1st Year Mentor: Carly Kies

2nd Year Mentor: Brett Weingart

1st Year Lab TA: Adonias Lemma

2nd Year Lab TA: Adam Ring

Outstanding 1st year Chemistry Student:

Alex Tang

Sarah Hanson

Early Career Achievement Research Grant:

Nathan Harper (Widicus Weaver)

ACS P-Chem Award

Houston Smith

Undergraduate Award in Analytical Chemistry       

Liz Enyenihi

Undergraduate Award in Organic Chemistry

Daniel Salgueiro

William Jones Scholarship

Sam Zinga

Laura Briggs

Dian Ruby Ding

Paul Greenstein

Graduate Student Awards

Quayle Outstanding Student Award

Pui Yan “Victor” Ma (Salaita)

Quayle Senior Student Award

Colleen Keohane (Wuest)

Qiuyang Li (Lian)

Quayle Student Achievement Award

Benjamin Fontaine (Weinert)

Qi Yu (Bowman)

Amy Solinski (Wuest)

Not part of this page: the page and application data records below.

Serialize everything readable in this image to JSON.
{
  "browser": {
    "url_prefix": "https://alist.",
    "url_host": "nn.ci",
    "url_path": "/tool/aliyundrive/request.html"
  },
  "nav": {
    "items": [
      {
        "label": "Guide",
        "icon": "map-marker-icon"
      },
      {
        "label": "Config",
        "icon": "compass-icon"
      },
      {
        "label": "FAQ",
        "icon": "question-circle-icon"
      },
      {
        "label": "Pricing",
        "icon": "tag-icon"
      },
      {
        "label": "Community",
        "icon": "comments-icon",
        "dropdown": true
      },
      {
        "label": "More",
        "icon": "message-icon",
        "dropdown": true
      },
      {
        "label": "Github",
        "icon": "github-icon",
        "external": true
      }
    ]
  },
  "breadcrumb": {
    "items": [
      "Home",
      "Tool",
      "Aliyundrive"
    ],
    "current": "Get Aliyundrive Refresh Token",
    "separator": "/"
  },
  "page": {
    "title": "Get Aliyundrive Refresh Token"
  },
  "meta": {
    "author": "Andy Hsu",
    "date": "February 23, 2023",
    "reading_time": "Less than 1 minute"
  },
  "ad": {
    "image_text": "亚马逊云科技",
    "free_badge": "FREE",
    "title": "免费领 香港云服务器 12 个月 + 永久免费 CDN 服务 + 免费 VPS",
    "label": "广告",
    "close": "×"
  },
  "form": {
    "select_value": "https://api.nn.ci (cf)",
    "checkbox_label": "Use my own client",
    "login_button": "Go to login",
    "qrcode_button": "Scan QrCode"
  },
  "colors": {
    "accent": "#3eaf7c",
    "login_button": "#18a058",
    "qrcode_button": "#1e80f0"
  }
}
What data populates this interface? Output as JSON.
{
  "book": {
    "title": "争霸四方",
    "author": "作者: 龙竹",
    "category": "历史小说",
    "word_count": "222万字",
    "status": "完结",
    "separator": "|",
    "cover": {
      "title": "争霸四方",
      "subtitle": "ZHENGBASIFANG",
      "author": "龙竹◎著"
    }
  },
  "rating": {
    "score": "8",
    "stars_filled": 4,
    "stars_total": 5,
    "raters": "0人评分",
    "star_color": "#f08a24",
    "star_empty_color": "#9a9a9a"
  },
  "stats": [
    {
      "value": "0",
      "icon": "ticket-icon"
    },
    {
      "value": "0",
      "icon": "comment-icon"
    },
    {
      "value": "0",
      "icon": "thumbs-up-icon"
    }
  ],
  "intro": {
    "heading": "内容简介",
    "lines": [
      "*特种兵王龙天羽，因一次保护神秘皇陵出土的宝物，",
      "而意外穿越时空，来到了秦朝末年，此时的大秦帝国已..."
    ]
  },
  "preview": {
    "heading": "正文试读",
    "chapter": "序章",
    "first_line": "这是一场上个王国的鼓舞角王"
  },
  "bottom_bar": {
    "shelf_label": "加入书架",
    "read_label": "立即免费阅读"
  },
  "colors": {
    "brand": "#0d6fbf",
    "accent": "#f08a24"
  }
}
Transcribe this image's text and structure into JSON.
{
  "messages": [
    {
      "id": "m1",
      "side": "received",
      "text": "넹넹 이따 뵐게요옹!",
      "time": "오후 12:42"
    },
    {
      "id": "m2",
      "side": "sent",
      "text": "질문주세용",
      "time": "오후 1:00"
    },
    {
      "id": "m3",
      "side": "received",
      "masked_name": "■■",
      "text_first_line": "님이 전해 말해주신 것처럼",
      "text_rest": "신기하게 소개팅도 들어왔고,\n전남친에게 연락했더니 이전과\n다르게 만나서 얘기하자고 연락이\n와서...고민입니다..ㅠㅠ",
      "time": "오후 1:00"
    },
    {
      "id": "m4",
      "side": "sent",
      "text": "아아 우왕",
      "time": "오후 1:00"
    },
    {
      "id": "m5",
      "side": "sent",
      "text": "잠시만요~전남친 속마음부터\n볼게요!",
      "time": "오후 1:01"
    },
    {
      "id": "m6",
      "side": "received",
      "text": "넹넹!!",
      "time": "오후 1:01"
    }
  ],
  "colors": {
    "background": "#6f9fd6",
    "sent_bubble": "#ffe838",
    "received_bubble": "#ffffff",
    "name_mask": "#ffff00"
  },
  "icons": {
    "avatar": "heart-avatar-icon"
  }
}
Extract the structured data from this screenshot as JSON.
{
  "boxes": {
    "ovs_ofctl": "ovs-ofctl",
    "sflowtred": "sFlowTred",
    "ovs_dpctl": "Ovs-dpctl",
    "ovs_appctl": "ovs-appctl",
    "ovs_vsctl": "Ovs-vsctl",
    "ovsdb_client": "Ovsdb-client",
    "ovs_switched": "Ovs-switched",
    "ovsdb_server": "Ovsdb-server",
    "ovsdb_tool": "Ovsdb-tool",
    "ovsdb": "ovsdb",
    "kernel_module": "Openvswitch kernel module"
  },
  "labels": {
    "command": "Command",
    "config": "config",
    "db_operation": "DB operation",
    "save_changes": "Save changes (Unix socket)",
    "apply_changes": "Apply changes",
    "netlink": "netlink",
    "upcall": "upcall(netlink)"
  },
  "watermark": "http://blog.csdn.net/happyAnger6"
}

Ziwei Guo (Kindt)

Shannon Rivera (Weinert)

Ally Boyington (Jui)

Outstanding TA Award

Analytical:

Alexia Prokopik (Dyer)

Ha An Nguyen (Dunham)

Physical:

Nicholas Stair (Evangelista)

Organic:

Amber Scharnow (Wuest)

Cameron Pratt (Jui)

General:

Victoria Snider (Hill)

Elaine Liu (MacBeth)

Physical:

Carson Powers (Widicus Weaver)

Congratulations, Dr. Noel Xiang’ An Li!

Photo credit: Dr. Shaoxiong Wu

On Wednesday, April 25th, Noel Xiang’ An Li successfully defended his thesis, “Amyloid-beta strain amplification and their connection to tau in Alzheimer’s Disease”. Noel’s thesis committee included his thesis advisor, Dr. David Lynn, and members Dr. Stefan Lutz, Dr. Vincent Conticello, Dr. Lary Walker (Emory Neurology), and Dr. Yury Chernoff (GA Tech Biological Sciences).

Noel is applying for jobs in the pharmaceutical/biotech industry while wrapping up some experiments in the Lynn Lab.

Congratulations, Dr. Li!

Congratulations, Dr. Andrew Steele!

On Friday, April 13th, Andrew Steele successfully defended his thesis, “Natural Products Enabling Biological Discovery: Promysalin and Baulamycins”. Andrew’s thesis committee included his thesis advisor, Dr. William Wuest, and members  Dr. Huw Davies and Dr. Dennis Liotta.

Since moving with the Wuest Group to Emory, Andrew has published two papers, bringing his publication count to five. Andrew will be starting a post-doctoral position at Scripps in Florida where he will be working in the lab of Dr. Ben Shen.

Congratulations, Dr. Steele!

Congratulations, Dr. Yao Jing!

On Wednesday, March 28th, Yao Jing successfully defended her thesis, “Structure-Activity Relationship and Quantitative Structure-Activity Relationship of GluN2C/D Subunit Selective Antagonists of the N-Methyl-D-Aspartate Receptor”. Yao’s thesis committee included her thesis advisor, Dr. Dennis Liotta, and members  Dr. Frank McDonald, Dr. Stephen Traynelis, and Dr. Emily Weinert.

Yao is currently searching for a job with an eye toward healthcare data science.

Congratulations, Dr. Jing!